▶ [ACTIVITY]: The expected answer is the full listing, repeated exactly and free of images.

▶ [DATA SHOWN]:
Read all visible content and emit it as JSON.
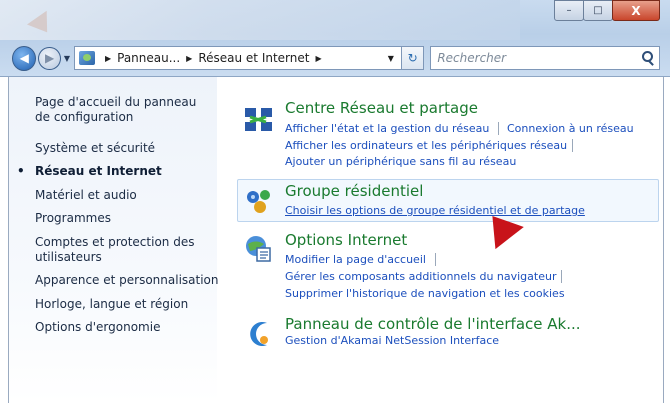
{
  "window": {
    "minimize_glyph": "–",
    "maximize_glyph": "□",
    "close_glyph": "X"
  },
  "nav": {
    "breadcrumbs": [
      "Panneau...",
      "Réseau et Internet"
    ],
    "search_placeholder": "Rechercher",
    "refresh_glyph": "↻"
  },
  "sidebar": {
    "items": [
      {
        "label": "Page d'accueil du panneau de configuration",
        "active": false
      },
      {
        "label": "Système et sécurité",
        "active": false
      },
      {
        "label": "Réseau et Internet",
        "active": true
      },
      {
        "label": "Matériel et audio",
        "active": false
      },
      {
        "label": "Programmes",
        "active": false
      },
      {
        "label": "Comptes et protection des utilisateurs",
        "active": false
      },
      {
        "label": "Apparence et personnalisation",
        "active": false
      },
      {
        "label": "Horloge, langue et région",
        "active": false
      },
      {
        "label": "Options d'ergonomie",
        "active": false
      }
    ]
  },
  "categories": [
    {
      "title": "Centre Réseau et partage",
      "icon": "network-center-icon",
      "links": [
        "Afficher l'état et la gestion du réseau",
        "Connexion à un réseau",
        "Afficher les ordinateurs et les périphériques réseau",
        "Ajouter un périphérique sans fil au réseau"
      ]
    },
    {
      "title": "Groupe résidentiel",
      "icon": "homegroup-icon",
      "links": [
        "Choisir les options de groupe résidentiel et de partage"
      ]
    },
    {
      "title": "Options Internet",
      "icon": "internet-options-icon",
      "links": [
        "Modifier la page d'accueil",
        "Gérer les composants additionnels du navigateur",
        "Supprimer l'historique de navigation et les cookies"
      ]
    },
    {
      "title": "Panneau de contrôle de l'interface Ak...",
      "icon": "akamai-icon",
      "links": [
        "Gestion d'Akamai NetSession Interface"
      ]
    }
  ],
  "colors": {
    "category_title": "#1a7a2f",
    "link": "#1c4fbd",
    "pointer_arrow": "#c8131a"
  }
}
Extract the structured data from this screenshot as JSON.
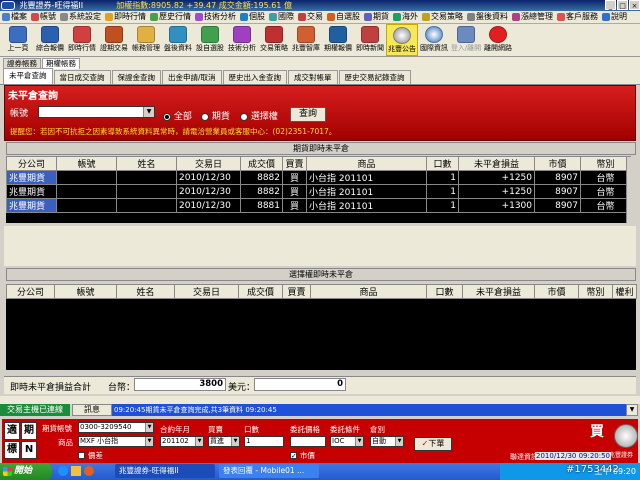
{
  "titlebar": {
    "app": "兆豐證券-旺得福II",
    "index_label": "加權指數:8905.82",
    "change": "+39.47",
    "amount_label": "成交金額:195.61",
    "unit": "億"
  },
  "menu": [
    "檔案",
    "帳號",
    "系統設定",
    "即時行情",
    "歷史行情",
    "技術分析",
    "個股",
    "國際",
    "交易",
    "自選股",
    "期貨",
    "海外",
    "交易策略",
    "盤後資料",
    "漲總管理",
    "客戶服務",
    "說明"
  ],
  "toolbar": [
    "上一頁",
    "綜合報價",
    "即時行情",
    "證期交易",
    "帳務管理",
    "盤後資料",
    "設自選股",
    "技術分析",
    "交易策略",
    "兆豐智庫",
    "期權報價",
    "即時新聞",
    "兆豐公告",
    "國際資訊",
    "登入/離開",
    "離開網路"
  ],
  "tabs_top": [
    "證券帳務",
    "期權帳務"
  ],
  "tabs_sub": [
    "未平倉查詢",
    "當日成交查詢",
    "保證金查詢",
    "出金申請/取消",
    "歷史出入金查詢",
    "成交對帳單",
    "歷史交易記錄查詢"
  ],
  "query": {
    "title": "未平倉查詢",
    "account_label": "帳號",
    "opt_all": "全部",
    "opt_futures": "期貨",
    "opt_options": "選擇權",
    "query_btn": "查詢",
    "notice": "提醒您：若因不可抗拒之因素導致系統資料異常時，請電洽營業員或客服中心：(02)2351-7017。"
  },
  "futures": {
    "title": "期貨即時未平倉",
    "headers": [
      "分公司",
      "帳號",
      "姓名",
      "交易日",
      "成交價",
      "買賣",
      "商品",
      "口數",
      "未平倉損益",
      "市價",
      "幣別"
    ],
    "rows": [
      [
        "兆豐期貨",
        "",
        "",
        "2010/12/30",
        "8882",
        "買",
        "小台指 201101",
        "1",
        "+1250",
        "8907",
        "台幣"
      ],
      [
        "兆豐期貨",
        "",
        "",
        "2010/12/30",
        "8882",
        "買",
        "小台指 201101",
        "1",
        "+1250",
        "8907",
        "台幣"
      ],
      [
        "兆豐期貨",
        "",
        "",
        "2010/12/30",
        "8881",
        "買",
        "小台指 201101",
        "1",
        "+1300",
        "8907",
        "台幣"
      ]
    ]
  },
  "options": {
    "title": "選擇權即時未平倉",
    "headers": [
      "分公司",
      "帳號",
      "姓名",
      "交易日",
      "成交價",
      "買賣",
      "商品",
      "口數",
      "未平倉損益",
      "市價",
      "幣別",
      "權利"
    ]
  },
  "summary": {
    "label": "即時未平倉損益合計",
    "twd_label": "台幣：",
    "twd_value": "3800",
    "usd_label": "美元：",
    "usd_value": "0"
  },
  "status": {
    "left": "交易主機已連線",
    "msg_label": "訊息",
    "message": "09:20:45期貨未平倉查詢完成,共3筆資料 09:20:45"
  },
  "order": {
    "btn_quick": "適",
    "btn_period": "期",
    "btn_mark": "標",
    "btn_n": "N",
    "account_label": "期貨帳號",
    "account_value": "0300-3209540",
    "product_label": "商品",
    "product_value": "MXF 小台指",
    "contract_label": "合約年月",
    "contract_value": "201102",
    "side_label": "買賣",
    "side_value": "買進",
    "qty_label": "口數",
    "qty_value": "1",
    "price_label": "委託價格",
    "cond_label": "委託條件",
    "cond_value": "IOC",
    "type_label": "倉別",
    "type_value": "自動",
    "spread_label": "價差",
    "market_label": "市價",
    "submit": "下單",
    "buy": "買",
    "info": "聯達資訊",
    "datetime": "2010/12/30   09:20:50",
    "logo": "兆豐證券"
  },
  "taskbar": {
    "start": "開始",
    "tasks": [
      "兆豐證券-旺得福II",
      "發表回覆 - Mobile01 ..."
    ],
    "time": "上午 09:20",
    "watermark": "#1753442"
  },
  "colors": {
    "accent_red": "#c60000",
    "grid_bg": "#000000",
    "selected_cell": "#3b5fbf",
    "status_green": "#1a8d3a",
    "message_blue": "#1e50d8"
  }
}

▶ [RESULT OF THE TASK]:
Read all visible content and emit it as JSON.
{
  "window": {
    "minimize_glyph": "–",
    "maximize_glyph": "□",
    "close_glyph": "X"
  },
  "nav": {
    "breadcrumbs": [
      "Panneau...",
      "Réseau et Internet"
    ],
    "search_placeholder": "Rechercher",
    "refresh_glyph": "↻"
  },
  "sidebar": {
    "items": [
      {
        "label": "Page d'accueil du panneau de configuration",
        "active": false
      },
      {
        "label": "Système et sécurité",
        "active": false
      },
      {
        "label": "Réseau et Internet",
        "active": true
      },
      {
        "label": "Matériel et audio",
        "active": false
      },
      {
        "label": "Programmes",
        "active": false
      },
      {
        "label": "Comptes et protection des utilisateurs",
        "active": false
      },
      {
        "label": "Apparence et personnalisation",
        "active": false
      },
      {
        "label": "Horloge, langue et région",
        "active": false
      },
      {
        "label": "Options d'ergonomie",
        "active": false
      }
    ]
  },
  "categories": [
    {
      "title": "Centre Réseau et partage",
      "icon": "network-center-icon",
      "links": [
        "Afficher l'état et la gestion du réseau",
        "Connexion à un réseau",
        "Afficher les ordinateurs et les périphériques réseau",
        "Ajouter un périphérique sans fil au réseau"
      ]
    },
    {
      "title": "Groupe résidentiel",
      "icon": "homegroup-icon",
      "links": [
        "Choisir les options de groupe résidentiel et de partage"
      ]
    },
    {
      "title": "Options Internet",
      "icon": "internet-options-icon",
      "links": [
        "Modifier la page d'accueil",
        "Gérer les composants additionnels du navigateur",
        "Supprimer l'historique de navigation et les cookies"
      ]
    },
    {
      "title": "Panneau de contrôle de l'interface Ak...",
      "icon": "akamai-icon",
      "links": [
        "Gestion d'Akamai NetSession Interface"
      ]
    }
  ],
  "colors": {
    "category_title": "#1a7a2f",
    "link": "#1c4fbd",
    "pointer_arrow": "#c8131a"
  }
}
Extract the structured data from this screenshot as JSON.
{
  "titlebar": {
    "app": "兆豐證券-旺得福II",
    "index_label": "加權指數:8905.82",
    "change": "+39.47",
    "amount_label": "成交金額:195.61",
    "unit": "億"
  },
  "menu": [
    "檔案",
    "帳號",
    "系統設定",
    "即時行情",
    "歷史行情",
    "技術分析",
    "個股",
    "國際",
    "交易",
    "自選股",
    "期貨",
    "海外",
    "交易策略",
    "盤後資料",
    "漲總管理",
    "客戶服務",
    "說明"
  ],
  "toolbar": [
    "上一頁",
    "綜合報價",
    "即時行情",
    "證期交易",
    "帳務管理",
    "盤後資料",
    "設自選股",
    "技術分析",
    "交易策略",
    "兆豐智庫",
    "期權報價",
    "即時新聞",
    "兆豐公告",
    "國際資訊",
    "登入/離開",
    "離開網路"
  ],
  "tabs_top": [
    "證券帳務",
    "期權帳務"
  ],
  "tabs_sub": [
    "未平倉查詢",
    "當日成交查詢",
    "保證金查詢",
    "出金申請/取消",
    "歷史出入金查詢",
    "成交對帳單",
    "歷史交易記錄查詢"
  ],
  "query": {
    "title": "未平倉查詢",
    "account_label": "帳號",
    "opt_all": "全部",
    "opt_futures": "期貨",
    "opt_options": "選擇權",
    "query_btn": "查詢",
    "notice": "提醒您：若因不可抗拒之因素導致系統資料異常時，請電洽營業員或客服中心：(02)2351-7017。"
  },
  "futures": {
    "title": "期貨即時未平倉",
    "headers": [
      "分公司",
      "帳號",
      "姓名",
      "交易日",
      "成交價",
      "買賣",
      "商品",
      "口數",
      "未平倉損益",
      "市價",
      "幣別"
    ],
    "rows": [
      [
        "兆豐期貨",
        "",
        "",
        "2010/12/30",
        "8882",
        "買",
        "小台指 201101",
        "1",
        "+1250",
        "8907",
        "台幣"
      ],
      [
        "兆豐期貨",
        "",
        "",
        "2010/12/30",
        "8882",
        "買",
        "小台指 201101",
        "1",
        "+1250",
        "8907",
        "台幣"
      ],
      [
        "兆豐期貨",
        "",
        "",
        "2010/12/30",
        "8881",
        "買",
        "小台指 201101",
        "1",
        "+1300",
        "8907",
        "台幣"
      ]
    ]
  },
  "options": {
    "title": "選擇權即時未平倉",
    "headers": [
      "分公司",
      "帳號",
      "姓名",
      "交易日",
      "成交價",
      "買賣",
      "商品",
      "口數",
      "未平倉損益",
      "市價",
      "幣別",
      "權利"
    ]
  },
  "summary": {
    "label": "即時未平倉損益合計",
    "twd_label": "台幣：",
    "twd_value": "3800",
    "usd_label": "美元：",
    "usd_value": "0"
  },
  "status": {
    "left": "交易主機已連線",
    "msg_label": "訊息",
    "message": "09:20:45期貨未平倉查詢完成,共3筆資料 09:20:45"
  },
  "order": {
    "btn_quick": "適",
    "btn_period": "期",
    "btn_mark": "標",
    "btn_n": "N",
    "account_label": "期貨帳號",
    "account_value": "0300-3209540",
    "product_label": "商品",
    "product_value": "MXF 小台指",
    "contract_label": "合約年月",
    "contract_value": "201102",
    "side_label": "買賣",
    "side_value": "買進",
    "qty_label": "口數",
    "qty_value": "1",
    "price_label": "委託價格",
    "cond_label": "委託條件",
    "cond_value": "IOC",
    "type_label": "倉別",
    "type_value": "自動",
    "spread_label": "價差",
    "market_label": "市價",
    "submit": "下單",
    "buy": "買",
    "info": "聯達資訊",
    "datetime": "2010/12/30   09:20:50",
    "logo": "兆豐證券"
  },
  "taskbar": {
    "start": "開始",
    "tasks": [
      "兆豐證券-旺得福II",
      "發表回覆 - Mobile01 ..."
    ],
    "time": "上午 09:20",
    "watermark": "#1753442"
  },
  "colors": {
    "accent_red": "#c60000",
    "grid_bg": "#000000",
    "selected_cell": "#3b5fbf",
    "status_green": "#1a8d3a",
    "message_blue": "#1e50d8"
  }
}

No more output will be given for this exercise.